Category Archives: Humor

Scary Stories Treasury

Scary Stories Treasury
By Alvin Schwartz
Illustrated By Stephen Gammell

Synopsis: This is the collection of all three books in the “Scary Stories” series: Scary Stories to Tell in the Dark, More Scary Stories to Tell in the Dark, and Scary Stories 3: More Tales to Chill Your Bones. These books contain short stories collected from folklore, legend, and modern superstition and retold by the author in a manner that he considers suitable for children as young as age nine. The books contain stories of ghosts, monsters, witches, cannibalism, and other fear inspiring subjects. The books also contain black and white illustrations to go along with each story.

My Opinion: When Stephanie and I were in Boston this weekend we came across a rather large Borders Book Store so of course I had to go check it out. I had been looking in our local Borders for Scary Stories to Tell in the Dark and hadn’t found it, but at this Borders in Boston I found not just the first book, but the whole series in one volume for only 10 bucks! Stephanie and I had talked about these books a couple weeks ago and I was feeling all nostalgic. Well, all things I remembered about the stories and the art were still true, even now, almost 20 years later. The stories are the kind of scary that leaves you wondering and uneasy with ghosts and dreams and a blur between reality and imagination. There is also a dose of humor in some of the stories. The illustrations are amazing. This book is worth buying just for the illustrations. If you don’t remember them as a kid then you should certainly check them out.

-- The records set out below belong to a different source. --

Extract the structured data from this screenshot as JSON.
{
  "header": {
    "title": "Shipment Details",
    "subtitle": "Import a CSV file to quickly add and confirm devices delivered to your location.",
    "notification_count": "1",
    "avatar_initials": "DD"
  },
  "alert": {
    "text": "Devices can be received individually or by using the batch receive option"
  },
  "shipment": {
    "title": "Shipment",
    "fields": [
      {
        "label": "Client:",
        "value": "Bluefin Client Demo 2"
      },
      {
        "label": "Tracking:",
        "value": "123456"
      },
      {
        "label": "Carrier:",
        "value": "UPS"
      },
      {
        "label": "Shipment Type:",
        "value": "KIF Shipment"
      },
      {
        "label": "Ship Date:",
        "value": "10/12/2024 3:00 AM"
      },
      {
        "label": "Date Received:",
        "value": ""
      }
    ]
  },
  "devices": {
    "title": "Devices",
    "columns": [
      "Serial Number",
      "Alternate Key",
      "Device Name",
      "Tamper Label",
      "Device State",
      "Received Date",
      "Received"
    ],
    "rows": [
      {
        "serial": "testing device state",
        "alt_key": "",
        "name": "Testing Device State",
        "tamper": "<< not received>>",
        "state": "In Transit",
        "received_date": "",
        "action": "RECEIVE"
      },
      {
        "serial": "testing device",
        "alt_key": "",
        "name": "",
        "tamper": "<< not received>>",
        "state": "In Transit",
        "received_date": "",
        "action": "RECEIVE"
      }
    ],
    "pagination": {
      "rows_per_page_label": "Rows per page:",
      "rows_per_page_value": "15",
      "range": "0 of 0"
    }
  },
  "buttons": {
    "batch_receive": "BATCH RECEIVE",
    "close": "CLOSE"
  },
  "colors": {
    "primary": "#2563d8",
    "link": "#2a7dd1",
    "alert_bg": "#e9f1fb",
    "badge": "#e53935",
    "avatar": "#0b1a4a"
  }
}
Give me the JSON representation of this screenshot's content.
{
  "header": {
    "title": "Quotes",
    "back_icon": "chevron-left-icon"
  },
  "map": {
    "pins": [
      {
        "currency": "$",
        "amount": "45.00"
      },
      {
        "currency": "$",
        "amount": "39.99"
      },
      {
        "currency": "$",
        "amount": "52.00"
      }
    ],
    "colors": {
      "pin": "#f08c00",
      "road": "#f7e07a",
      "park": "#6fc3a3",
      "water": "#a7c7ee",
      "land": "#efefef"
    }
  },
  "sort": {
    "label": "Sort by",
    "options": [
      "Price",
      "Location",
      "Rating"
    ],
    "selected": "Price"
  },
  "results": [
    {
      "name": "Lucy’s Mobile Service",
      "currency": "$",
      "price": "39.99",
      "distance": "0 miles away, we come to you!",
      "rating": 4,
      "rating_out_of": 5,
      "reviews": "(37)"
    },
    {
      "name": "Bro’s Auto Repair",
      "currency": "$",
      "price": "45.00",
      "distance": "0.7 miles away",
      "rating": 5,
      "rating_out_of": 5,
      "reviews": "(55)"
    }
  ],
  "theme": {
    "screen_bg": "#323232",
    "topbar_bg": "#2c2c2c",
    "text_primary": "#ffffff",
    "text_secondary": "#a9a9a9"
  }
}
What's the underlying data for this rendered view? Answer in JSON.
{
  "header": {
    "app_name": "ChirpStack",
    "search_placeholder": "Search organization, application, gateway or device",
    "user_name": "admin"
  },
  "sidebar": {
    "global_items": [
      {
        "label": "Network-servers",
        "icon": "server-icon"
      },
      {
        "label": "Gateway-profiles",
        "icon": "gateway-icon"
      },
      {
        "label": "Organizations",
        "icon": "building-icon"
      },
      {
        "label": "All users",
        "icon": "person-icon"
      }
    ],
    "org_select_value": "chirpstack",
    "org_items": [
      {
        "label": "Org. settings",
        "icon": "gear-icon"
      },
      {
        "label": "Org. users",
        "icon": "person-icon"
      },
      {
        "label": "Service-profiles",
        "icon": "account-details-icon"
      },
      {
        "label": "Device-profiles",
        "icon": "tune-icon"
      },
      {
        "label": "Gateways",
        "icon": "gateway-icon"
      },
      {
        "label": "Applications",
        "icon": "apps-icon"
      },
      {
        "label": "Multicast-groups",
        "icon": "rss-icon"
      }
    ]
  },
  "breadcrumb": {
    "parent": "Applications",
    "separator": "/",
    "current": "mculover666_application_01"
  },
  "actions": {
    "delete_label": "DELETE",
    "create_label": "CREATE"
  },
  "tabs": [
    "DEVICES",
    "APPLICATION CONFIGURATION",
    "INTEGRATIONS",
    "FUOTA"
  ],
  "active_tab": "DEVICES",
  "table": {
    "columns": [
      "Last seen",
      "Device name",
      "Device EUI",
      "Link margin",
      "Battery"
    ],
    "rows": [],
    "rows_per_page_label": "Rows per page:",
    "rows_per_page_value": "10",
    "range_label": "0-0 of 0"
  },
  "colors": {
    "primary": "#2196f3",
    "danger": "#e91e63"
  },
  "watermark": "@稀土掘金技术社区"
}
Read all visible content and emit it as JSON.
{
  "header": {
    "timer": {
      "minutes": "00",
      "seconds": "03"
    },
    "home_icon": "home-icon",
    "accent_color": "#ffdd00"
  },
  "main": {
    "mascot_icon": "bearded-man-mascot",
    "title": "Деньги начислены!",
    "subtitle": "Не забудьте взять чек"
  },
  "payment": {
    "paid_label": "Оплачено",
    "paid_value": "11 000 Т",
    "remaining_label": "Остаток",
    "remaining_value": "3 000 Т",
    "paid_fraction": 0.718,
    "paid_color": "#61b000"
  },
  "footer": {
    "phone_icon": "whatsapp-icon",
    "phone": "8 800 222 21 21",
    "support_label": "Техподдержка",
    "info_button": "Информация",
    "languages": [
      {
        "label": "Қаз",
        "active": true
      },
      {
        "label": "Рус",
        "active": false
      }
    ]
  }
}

If you DO remember those dark, dismal illustrations haunting your sleep then you will enjoy looking back through them.

Note: If I had a nine-year-old I would read through these books before handing them over. Some kids that young may do ok with these stories and illustrations, others may not be able to handle them.

FYI: The University of Maine, Orono was a large source of folklore information for Schwartz while writing all three of these books. He thanks the library staff there in each of the three books.

Scary Stories Treasury at


The Book Shelf: Pride and Prejudice and Zombies

Pride and Prejudice and Zombies
By Jane Austen and Seth Grahame-Smith

Synopsis: Essentially this is a retelling of the Austen classic, Pride and Prejudice, set in an alternate reality where zombies roam around England. Smith intertwines his words with much of the original story still intact. Much of the basic plot and character traits remain the same, but as the subtitle explains it now contains “ultra-violent zombie mayhem.”Elizabeth and her sisters have been trained to defend themselves from the undead, and as her love grows for Mr. Darcy she must overcome his aunt’s assassin ninja’s, her dear friend’s decent into zombification, and her desire to kill the man who has shown disrespect to her family.

My Opinion: Well, my wife is a huge Jane Austen fan, and I am a huge zombie fan, so it seemed to me that this book would be the bridge between our two worlds. Sadly, she would not give it a go, finding the cover itself too distasteful to even attempt to read the book. I can understand that. I did read it though and I thoroughly enjoyed it. The flow between Smith’s words and Austen’s words are nearly flawless (at least to an untrained guy like myself) and the story is both humorous and interesting. What better suits the strong and independent Elizabeth Bennett than possessing the skills to destroy the undead? The gimmick could easily wear thin but the story is good enough that it rises above the gimmick and becomes quite entertaining on it’s own merit. It has some great woodcut style art in it which are also pretty great.

FYI: According to wikipedia, Natalie Portmann is producing an upcoming film adaptation of the book.

Pride and Prejudice and Zombies at

Other books I’ve reviewed by Seth Grahame-Smith:
Abraham Lincoln: Vampire Hunter

Abraham Lincoln: Vampire Hunter

Abraham Lincoln: Vampire Hunter
By Seth Grahame-Smith

Synopsis: The author is given a collection of Abraham Lincoln’s journals and letters which contain a look into his secret life as a vampire hunter. The life of Abraham Lincoln is retold with this new information and we see for the first time how vampires played a role in slavery, the Civil War, the death of many of Abraham’s loved ones, Abraham’s assassination, and the shaping of one of the most important people in American history.

My Opinion: I like Seth Grahame-Smith and he did not disappoint me with Abraham Lincoln: Vampire Hunter. It was funny, but it was also surprisingly engrossing. The humor of the concept could have easily worn thin, but the book is interesting and suspenseful and at times I caught myself taking it WAY too seriously. You will be surprised how much you actually learn about Abraham Lincoln’s life in this book. I liked it a lot.

FYI: Seth used The Lincoln Log as a major source for historical information about Abraham Lincoln.

Abraham Lincoln: Vampire Hunter at

Other books I’ve reviewed by Seth Grahame-Smith:
Pride and Prejudice and Zombies